have been debated b4 and
I agree with the need to make the cost of air travel
more adequately reflect the damage flights cause to the environment.
Meanwhile I'm off to Dublin for dayjob today and
will not be back until Tuesday. So far I am impressed
by Aer Lingus. No only is the cost ridiculously
cheap (although day job is paying, clients prefer
low costs where poss) but also for the first time
I have been able to check in, choose my window
seat and print off boarding pass from the comfort
On a longer term point also dayjob related, I follow at the office
the example set by the former headteacher of a local prep school
attended by our children.
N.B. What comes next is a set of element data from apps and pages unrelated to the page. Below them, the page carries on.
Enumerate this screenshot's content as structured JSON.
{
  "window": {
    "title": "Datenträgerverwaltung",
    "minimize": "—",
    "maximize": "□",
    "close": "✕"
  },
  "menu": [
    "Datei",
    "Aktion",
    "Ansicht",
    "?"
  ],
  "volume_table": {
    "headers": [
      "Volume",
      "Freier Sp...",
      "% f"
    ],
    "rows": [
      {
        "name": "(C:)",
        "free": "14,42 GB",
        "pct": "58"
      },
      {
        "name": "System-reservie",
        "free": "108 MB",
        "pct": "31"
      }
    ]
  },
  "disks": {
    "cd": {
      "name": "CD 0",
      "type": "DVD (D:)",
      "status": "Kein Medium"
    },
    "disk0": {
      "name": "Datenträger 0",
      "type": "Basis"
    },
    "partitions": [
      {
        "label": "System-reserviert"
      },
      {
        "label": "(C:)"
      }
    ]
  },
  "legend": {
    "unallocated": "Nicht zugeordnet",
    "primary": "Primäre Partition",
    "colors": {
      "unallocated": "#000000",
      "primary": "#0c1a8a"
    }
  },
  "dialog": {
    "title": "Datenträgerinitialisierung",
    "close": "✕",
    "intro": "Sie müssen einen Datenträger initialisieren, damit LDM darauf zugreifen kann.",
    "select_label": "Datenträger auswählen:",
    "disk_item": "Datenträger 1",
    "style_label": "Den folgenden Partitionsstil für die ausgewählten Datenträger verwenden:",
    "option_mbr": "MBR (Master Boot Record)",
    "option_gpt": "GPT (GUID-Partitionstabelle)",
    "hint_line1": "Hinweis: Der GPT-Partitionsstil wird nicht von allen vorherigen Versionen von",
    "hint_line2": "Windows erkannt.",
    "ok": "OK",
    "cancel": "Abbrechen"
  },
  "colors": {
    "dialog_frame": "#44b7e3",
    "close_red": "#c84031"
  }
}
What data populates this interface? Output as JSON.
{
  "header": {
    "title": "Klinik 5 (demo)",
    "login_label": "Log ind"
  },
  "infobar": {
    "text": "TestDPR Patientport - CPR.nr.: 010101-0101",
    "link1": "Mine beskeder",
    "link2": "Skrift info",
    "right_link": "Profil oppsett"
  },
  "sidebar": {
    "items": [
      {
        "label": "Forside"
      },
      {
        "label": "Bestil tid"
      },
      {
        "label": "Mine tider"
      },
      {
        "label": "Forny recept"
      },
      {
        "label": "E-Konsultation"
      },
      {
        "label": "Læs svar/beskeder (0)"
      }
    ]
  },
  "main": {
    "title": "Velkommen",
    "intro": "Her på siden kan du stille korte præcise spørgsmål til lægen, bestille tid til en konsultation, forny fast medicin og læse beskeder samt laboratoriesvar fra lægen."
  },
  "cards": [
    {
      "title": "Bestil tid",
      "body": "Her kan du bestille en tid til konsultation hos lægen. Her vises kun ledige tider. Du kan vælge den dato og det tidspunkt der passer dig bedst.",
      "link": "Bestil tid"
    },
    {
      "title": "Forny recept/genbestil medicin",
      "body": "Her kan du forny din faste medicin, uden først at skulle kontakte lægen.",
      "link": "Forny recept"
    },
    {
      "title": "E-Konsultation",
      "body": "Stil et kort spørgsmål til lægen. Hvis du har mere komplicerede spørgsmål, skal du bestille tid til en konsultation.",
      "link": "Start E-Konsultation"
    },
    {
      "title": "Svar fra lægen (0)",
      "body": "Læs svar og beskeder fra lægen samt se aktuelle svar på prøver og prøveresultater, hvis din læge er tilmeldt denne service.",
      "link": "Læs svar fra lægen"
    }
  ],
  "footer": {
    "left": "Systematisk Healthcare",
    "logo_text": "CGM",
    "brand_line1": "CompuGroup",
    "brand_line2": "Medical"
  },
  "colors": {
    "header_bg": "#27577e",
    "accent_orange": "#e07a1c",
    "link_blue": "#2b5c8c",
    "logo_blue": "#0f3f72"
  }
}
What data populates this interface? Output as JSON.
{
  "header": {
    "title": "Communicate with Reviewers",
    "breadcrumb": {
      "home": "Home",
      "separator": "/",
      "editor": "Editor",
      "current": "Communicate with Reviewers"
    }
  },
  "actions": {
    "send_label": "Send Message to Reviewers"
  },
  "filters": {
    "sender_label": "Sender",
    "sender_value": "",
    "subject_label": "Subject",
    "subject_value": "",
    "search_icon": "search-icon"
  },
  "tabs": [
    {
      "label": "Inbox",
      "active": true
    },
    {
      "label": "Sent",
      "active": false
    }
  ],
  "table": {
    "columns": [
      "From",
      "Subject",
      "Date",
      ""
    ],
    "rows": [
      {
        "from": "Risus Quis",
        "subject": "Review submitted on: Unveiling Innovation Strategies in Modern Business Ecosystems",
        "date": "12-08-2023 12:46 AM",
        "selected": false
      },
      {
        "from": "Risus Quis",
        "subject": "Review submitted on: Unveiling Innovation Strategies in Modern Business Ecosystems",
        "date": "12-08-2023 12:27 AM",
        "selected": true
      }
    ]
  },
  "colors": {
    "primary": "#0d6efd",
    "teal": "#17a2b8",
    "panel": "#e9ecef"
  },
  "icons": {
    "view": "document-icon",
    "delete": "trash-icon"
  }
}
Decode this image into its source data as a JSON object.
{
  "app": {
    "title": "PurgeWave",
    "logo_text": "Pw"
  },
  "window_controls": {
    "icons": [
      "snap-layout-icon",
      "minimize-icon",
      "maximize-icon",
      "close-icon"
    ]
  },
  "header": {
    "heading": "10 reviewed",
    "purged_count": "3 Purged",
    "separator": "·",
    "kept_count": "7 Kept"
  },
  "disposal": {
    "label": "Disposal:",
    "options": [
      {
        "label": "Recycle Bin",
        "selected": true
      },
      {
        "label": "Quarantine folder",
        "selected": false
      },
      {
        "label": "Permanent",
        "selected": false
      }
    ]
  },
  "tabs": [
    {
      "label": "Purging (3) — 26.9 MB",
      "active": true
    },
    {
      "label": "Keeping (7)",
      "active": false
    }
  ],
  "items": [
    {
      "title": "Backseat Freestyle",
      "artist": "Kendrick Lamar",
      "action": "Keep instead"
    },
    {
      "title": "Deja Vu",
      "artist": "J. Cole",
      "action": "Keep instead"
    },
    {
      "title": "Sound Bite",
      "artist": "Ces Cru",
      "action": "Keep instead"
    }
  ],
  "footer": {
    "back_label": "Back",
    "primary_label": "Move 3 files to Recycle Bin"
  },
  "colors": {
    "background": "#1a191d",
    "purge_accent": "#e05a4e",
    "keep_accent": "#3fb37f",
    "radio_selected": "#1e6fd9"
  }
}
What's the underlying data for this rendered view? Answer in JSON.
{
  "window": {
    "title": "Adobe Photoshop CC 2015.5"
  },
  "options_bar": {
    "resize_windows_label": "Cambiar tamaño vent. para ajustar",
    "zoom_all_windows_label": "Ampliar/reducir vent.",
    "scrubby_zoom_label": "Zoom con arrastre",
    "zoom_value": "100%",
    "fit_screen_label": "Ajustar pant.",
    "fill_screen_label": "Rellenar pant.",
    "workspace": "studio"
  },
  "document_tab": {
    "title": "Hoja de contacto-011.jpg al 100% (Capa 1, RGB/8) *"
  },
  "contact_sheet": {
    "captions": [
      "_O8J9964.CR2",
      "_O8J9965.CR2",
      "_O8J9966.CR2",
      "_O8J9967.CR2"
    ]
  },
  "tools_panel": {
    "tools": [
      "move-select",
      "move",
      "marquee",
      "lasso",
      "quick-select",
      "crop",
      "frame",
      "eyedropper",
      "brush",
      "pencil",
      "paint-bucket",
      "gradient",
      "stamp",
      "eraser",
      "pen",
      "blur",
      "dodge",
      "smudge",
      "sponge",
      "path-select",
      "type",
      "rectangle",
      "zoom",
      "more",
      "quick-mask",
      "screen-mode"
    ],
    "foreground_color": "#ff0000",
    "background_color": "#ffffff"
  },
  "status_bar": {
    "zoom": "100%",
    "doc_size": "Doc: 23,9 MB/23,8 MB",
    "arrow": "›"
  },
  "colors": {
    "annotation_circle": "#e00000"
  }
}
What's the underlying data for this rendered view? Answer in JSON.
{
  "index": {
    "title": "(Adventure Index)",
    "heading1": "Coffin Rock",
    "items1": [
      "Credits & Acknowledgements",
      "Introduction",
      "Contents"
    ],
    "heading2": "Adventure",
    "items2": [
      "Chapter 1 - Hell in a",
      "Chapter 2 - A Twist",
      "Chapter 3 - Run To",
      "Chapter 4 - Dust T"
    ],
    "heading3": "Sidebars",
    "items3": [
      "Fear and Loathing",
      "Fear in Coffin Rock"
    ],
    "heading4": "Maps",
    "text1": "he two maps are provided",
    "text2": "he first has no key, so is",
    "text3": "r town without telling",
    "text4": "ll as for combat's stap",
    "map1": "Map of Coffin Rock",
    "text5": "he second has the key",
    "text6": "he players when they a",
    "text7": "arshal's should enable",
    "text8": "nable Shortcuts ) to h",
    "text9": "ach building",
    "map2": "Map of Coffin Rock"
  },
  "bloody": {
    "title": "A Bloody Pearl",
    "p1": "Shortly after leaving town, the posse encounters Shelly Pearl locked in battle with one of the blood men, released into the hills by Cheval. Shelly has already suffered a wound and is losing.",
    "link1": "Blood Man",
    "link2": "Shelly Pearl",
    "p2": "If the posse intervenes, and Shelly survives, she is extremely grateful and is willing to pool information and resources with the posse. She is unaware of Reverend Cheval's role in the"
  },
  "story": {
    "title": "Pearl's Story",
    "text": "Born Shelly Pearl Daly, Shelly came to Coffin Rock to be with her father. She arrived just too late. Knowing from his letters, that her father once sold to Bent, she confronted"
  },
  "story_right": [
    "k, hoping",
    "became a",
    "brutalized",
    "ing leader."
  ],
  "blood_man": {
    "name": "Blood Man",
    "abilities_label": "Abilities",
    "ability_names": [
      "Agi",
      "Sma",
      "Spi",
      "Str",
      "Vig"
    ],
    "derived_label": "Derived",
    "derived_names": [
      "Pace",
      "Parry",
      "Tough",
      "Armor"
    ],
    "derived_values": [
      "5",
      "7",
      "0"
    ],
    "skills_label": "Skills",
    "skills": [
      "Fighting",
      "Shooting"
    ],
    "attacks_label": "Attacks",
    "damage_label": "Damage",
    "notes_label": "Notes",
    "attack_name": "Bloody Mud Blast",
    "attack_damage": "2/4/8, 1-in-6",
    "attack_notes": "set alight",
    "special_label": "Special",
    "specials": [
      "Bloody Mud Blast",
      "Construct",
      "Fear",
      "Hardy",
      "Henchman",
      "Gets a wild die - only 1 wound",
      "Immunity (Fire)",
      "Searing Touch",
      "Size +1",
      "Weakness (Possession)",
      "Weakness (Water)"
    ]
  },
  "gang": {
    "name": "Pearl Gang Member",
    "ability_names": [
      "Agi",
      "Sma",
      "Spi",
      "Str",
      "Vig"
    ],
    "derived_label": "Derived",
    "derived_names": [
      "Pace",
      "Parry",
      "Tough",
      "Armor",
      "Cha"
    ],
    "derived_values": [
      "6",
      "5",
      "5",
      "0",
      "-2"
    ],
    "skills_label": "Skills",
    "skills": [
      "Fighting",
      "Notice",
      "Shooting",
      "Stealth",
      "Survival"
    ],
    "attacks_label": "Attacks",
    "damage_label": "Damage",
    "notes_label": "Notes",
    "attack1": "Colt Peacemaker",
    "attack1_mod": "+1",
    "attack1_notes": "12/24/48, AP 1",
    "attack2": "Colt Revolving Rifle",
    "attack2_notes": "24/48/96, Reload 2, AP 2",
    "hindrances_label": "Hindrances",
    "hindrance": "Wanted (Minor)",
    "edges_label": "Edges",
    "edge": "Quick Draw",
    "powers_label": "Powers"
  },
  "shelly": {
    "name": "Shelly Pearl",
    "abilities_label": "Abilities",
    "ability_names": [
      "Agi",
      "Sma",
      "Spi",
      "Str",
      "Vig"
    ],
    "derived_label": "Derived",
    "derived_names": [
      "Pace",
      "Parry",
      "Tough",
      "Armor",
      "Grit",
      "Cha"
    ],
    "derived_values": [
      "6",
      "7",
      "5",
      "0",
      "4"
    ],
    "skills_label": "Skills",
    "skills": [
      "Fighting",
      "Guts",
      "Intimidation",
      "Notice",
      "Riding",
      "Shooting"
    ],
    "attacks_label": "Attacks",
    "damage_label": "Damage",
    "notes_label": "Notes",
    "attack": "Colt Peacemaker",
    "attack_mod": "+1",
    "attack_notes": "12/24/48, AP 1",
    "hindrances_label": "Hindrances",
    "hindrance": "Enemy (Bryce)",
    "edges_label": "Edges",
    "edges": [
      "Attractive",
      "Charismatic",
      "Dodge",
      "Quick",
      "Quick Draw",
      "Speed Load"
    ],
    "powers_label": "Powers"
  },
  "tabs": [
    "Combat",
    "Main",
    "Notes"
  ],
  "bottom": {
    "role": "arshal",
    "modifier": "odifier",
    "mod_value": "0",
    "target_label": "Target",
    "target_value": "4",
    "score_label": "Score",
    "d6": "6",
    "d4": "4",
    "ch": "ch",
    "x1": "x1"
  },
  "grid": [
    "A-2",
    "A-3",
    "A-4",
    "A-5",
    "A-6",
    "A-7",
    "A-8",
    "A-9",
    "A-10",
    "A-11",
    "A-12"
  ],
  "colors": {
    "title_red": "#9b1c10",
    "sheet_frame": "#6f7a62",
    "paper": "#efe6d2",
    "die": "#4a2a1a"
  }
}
Sister Brendan used to say that to give her
the energy to respond to the challenges of heading
up a busy school for young children, she drank about 5 cups
of coffee each morning.
Until recently this meant that I personally used and discarded
some 20 or so plastic cups each week (I re-used some of course but also took
tea in the afternoons) not counting any
additional waste from the occasional foray into say Starbucks.
A 2007 new year's resolution to switch to a china cup has
so far avoided that waste but china cups raise different
1. They need to be washed - washing out the cups uses perhaps
a gallon or two of water each week, which the throw away plastic did not.
2. Unlike their throw away plastic cousins, china cups start off cold
and unless heated first, risk yielding a cool coffee rather than a hot one.
Filling the china cup with boiling water first overcomes that problem
but at the expense of the extra energy used.
There is a need for a simple audit to inform people
of the cost of these ordinary changes in the daily rituals of life
so that the worth, or as the case may be, of making a simple change
from the green point of view, is made plain.